When a band develops a signature sound, it’s common for them to continue pumping out tracks that sound rather similar. While having a fluid sound can help build a group’s image, it can also pidgeonhole musicians and be to their detriment.
But Montreal’s neo-soul trio The OM Sound has an inventive way of avoiding that trap — they change styles, often within a song, and they’re bringing their multi-faceted groove to Vernon’s Gallery Vertigo July 7.
“It’s an ermergence of hip hop, jazz, and soul,” says Marina Durham of The OM Sound. “We like to switch up styles.”
Utilizing hip hop verses, loop pedals, and bold harmonies to enliven their performance, the group transitions seamlessly from sound to sound.
“Even within a track we tend to do whatever feels right,” says Orion Miller. “Our songs are highly organized and are able to go in any particular way for a venue.”
And to help push their unique, larger-than-life presence, each member of The OM Sound performs as a multi-instrumentalist, changing instruments and adapting with each new song.
“We try to utilize ourselves to make the biggest sound,” Durham says. “We’re always doing a lot of things to make a really full sound.”
Varoujan Mardirossian, who often acts as the bands percussionist, agrees.
“I think typically the reaction is, “Oh. I didn’t expect you to sound so big,” Mardirossian says. “We try to fill the space despite being only three people.”

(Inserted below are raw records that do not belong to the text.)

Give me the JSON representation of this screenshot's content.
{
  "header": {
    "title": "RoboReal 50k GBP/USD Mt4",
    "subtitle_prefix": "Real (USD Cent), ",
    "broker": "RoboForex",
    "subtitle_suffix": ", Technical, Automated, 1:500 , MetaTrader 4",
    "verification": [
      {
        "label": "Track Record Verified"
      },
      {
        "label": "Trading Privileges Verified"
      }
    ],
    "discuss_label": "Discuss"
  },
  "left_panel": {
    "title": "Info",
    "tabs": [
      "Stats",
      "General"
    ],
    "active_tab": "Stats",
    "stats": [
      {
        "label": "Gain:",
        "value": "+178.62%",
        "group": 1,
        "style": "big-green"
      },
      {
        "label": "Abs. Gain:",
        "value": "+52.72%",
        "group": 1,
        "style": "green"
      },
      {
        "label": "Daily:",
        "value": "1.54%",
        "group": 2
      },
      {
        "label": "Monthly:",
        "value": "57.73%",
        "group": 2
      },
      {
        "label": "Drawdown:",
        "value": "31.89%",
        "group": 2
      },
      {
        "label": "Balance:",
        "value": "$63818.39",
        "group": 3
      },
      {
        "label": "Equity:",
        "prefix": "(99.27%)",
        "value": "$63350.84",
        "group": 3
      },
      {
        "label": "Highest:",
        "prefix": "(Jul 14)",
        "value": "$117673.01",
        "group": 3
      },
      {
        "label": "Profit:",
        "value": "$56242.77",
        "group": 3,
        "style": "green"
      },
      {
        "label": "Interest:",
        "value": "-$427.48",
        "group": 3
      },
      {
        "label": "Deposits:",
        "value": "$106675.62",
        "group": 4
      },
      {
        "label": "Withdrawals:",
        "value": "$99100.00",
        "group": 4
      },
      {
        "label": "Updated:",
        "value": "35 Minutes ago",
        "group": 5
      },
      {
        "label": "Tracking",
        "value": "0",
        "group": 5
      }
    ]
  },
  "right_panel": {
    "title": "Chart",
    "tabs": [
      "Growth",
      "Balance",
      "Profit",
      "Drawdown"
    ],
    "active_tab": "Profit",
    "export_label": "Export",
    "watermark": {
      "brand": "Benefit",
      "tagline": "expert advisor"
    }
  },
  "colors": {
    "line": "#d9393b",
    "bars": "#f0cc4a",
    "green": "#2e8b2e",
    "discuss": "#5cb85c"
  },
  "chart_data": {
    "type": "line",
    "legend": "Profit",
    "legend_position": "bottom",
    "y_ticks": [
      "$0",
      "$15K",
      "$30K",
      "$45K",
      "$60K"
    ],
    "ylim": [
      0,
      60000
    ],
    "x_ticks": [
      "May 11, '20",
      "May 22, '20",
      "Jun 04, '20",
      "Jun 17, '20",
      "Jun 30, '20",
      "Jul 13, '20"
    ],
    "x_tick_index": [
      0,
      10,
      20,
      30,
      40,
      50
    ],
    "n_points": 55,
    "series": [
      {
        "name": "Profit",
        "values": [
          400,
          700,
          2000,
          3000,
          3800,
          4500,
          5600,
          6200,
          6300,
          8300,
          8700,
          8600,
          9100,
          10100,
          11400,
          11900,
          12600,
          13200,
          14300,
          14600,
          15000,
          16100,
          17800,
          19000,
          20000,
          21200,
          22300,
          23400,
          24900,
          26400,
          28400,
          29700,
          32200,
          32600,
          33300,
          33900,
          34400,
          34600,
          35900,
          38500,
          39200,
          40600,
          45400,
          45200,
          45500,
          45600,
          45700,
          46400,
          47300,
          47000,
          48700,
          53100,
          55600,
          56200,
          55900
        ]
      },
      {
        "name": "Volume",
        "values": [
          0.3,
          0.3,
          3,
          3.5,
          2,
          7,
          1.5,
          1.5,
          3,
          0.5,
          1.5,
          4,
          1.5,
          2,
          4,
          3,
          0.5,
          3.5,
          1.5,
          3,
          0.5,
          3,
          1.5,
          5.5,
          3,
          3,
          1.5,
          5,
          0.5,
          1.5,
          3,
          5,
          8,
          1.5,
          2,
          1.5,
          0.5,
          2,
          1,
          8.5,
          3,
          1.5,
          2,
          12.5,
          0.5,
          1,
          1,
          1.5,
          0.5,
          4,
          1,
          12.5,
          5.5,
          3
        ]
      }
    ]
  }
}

The trio has played together for nearly three years, and enjoys bringing their unique sound on the road.
“It’s basically what we do every summer,” Miller says of their two-and-a-half month tour. “When you play for a living, you have to play as much as possible.”
While on their 25-stop tour that reaches from Montreal to Nanaimo, the trio is living out of a van.
“Maybe we need to get a bigger van,” Durham jokes
But they love being on the road, they all say.
“We’ve definitely seen more of Canada touring than any other way,” Miller says.
Through their world touring, The OM Sound has drawn inspiration for their socially, environmentally, and spiritually conscious message that they convey through their music.
And their stop in Vernon will be a special one, as Durham and Miller are both originally from Vernon and are looking forward to playing in their hometown.
“It is sweet because before we left there were zero places to play,” Durham says, adding that when she lived here the majority of shows were in people’s basements.
Having intmimate venues allows bands like The OM Sound that are primarily supported by grassroots movements opporunity to grow and gain traction across the country, Mardirossian says.
When The OM Sound returns to Montreal in the fall, they will be returning to the studio to work on their next release.
“We’re happy with what we’ve put out, but we’re excited to get back in the studio,” Mardirossian says.
“Montreal is like our hibernate and write area,” he says.
The trio is content with what they have been able to accomplish in their nearly three years together.
“We’re just going to keep doing what we’re doing,” Miller says. “This is what we love to do.”
The OM Sound plays Gallery Vertigo July 7 at 8 p.m. Tickets are available for $12 presale at Spinners Sound Centre.